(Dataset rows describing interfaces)
◇ ◇ ◇ ◇

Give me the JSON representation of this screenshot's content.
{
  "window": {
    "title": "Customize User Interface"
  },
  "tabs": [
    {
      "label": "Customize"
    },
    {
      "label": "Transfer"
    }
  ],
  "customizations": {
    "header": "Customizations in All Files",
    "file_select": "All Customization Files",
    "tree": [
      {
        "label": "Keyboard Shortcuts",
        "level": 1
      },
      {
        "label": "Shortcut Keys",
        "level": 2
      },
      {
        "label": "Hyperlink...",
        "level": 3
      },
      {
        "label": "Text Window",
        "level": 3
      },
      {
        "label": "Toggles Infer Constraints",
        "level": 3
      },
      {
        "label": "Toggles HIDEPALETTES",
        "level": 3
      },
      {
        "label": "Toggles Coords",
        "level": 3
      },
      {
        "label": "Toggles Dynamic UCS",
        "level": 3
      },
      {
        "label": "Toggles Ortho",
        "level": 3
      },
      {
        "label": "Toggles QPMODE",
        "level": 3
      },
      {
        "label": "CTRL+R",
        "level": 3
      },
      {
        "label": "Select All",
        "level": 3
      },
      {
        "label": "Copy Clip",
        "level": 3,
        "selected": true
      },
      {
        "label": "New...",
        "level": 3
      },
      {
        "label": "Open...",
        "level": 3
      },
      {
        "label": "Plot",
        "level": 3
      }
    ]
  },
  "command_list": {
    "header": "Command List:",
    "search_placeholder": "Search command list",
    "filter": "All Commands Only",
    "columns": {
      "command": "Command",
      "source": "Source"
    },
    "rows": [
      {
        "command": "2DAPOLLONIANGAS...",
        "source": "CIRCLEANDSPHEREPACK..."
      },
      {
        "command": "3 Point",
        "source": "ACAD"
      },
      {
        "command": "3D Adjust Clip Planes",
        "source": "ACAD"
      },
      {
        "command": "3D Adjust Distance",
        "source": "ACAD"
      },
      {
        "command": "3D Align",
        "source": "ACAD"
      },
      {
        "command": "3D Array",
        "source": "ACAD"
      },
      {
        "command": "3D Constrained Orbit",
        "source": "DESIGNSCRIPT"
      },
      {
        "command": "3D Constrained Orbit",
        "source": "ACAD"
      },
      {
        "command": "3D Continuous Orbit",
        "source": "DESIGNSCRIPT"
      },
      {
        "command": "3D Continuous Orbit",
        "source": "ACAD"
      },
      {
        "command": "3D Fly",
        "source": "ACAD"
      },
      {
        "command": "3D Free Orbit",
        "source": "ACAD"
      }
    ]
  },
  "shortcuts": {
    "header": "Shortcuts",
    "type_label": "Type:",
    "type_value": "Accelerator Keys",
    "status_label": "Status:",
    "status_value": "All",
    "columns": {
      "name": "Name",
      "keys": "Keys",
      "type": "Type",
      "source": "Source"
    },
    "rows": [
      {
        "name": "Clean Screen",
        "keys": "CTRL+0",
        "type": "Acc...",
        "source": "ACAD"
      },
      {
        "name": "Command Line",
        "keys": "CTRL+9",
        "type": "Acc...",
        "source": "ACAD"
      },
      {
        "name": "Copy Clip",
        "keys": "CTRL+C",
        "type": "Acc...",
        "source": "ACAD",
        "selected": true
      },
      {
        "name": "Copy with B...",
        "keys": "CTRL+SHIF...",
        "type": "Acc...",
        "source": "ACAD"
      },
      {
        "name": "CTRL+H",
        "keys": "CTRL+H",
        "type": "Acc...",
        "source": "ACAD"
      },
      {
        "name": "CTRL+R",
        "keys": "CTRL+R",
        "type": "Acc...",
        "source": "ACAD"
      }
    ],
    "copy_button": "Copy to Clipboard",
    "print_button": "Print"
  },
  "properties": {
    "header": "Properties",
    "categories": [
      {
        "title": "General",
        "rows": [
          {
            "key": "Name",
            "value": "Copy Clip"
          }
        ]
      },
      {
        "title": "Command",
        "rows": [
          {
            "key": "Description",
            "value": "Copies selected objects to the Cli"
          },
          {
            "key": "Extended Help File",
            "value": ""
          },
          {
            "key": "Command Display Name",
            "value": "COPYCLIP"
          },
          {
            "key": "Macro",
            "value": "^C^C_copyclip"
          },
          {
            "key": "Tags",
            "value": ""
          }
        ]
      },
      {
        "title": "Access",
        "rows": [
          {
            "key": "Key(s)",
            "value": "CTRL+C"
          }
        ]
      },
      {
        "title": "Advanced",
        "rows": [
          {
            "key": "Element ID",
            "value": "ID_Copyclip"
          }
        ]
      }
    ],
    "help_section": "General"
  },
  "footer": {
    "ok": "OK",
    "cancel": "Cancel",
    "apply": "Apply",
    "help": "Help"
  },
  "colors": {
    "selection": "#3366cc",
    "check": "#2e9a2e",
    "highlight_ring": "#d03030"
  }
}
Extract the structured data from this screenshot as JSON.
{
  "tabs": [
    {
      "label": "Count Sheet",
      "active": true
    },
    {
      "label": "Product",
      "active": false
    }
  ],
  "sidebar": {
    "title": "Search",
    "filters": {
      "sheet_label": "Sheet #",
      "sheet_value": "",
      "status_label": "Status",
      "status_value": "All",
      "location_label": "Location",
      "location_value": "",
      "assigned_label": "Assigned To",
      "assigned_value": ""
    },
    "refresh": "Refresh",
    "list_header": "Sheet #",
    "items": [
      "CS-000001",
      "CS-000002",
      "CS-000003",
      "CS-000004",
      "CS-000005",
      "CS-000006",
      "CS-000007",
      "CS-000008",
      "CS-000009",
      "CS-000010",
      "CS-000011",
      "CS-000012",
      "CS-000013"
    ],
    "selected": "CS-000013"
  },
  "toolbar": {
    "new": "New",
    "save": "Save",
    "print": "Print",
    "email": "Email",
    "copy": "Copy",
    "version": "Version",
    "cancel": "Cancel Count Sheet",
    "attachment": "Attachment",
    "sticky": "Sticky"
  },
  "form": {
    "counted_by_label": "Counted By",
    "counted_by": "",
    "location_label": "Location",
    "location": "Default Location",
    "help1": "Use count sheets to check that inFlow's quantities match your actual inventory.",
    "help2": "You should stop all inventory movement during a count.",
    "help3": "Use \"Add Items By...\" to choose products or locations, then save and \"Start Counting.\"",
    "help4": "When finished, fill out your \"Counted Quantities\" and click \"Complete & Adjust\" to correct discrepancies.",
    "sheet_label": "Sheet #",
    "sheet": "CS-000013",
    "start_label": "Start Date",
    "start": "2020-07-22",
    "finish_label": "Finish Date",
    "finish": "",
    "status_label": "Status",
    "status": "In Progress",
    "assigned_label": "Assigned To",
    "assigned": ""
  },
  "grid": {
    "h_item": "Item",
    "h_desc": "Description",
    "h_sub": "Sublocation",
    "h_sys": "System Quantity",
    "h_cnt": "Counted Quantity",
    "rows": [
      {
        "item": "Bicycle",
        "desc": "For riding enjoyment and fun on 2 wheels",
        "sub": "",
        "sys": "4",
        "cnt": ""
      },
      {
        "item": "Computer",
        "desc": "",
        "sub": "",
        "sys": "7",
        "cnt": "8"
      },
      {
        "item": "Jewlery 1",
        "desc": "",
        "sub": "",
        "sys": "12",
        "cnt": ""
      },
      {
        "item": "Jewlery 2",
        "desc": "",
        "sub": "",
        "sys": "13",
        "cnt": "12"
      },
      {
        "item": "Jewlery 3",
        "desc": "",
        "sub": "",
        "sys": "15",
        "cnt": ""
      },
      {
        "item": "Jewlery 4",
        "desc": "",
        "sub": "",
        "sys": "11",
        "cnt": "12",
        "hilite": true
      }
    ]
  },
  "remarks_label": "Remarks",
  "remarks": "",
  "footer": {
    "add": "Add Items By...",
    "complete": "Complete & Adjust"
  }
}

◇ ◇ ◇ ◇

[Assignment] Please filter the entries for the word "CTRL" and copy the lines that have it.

[Task response]
        "label": "CTRL+R",
        "keys": "CTRL+0",
        "keys": "CTRL+9",
        "keys": "CTRL+C",
        "keys": "CTRL+SHIF...",
        "name": "CTRL+H",
        "keys": "CTRL+H",
        "name": "CTRL+R",
        "keys": "CTRL+R",
            "value": "CTRL+C"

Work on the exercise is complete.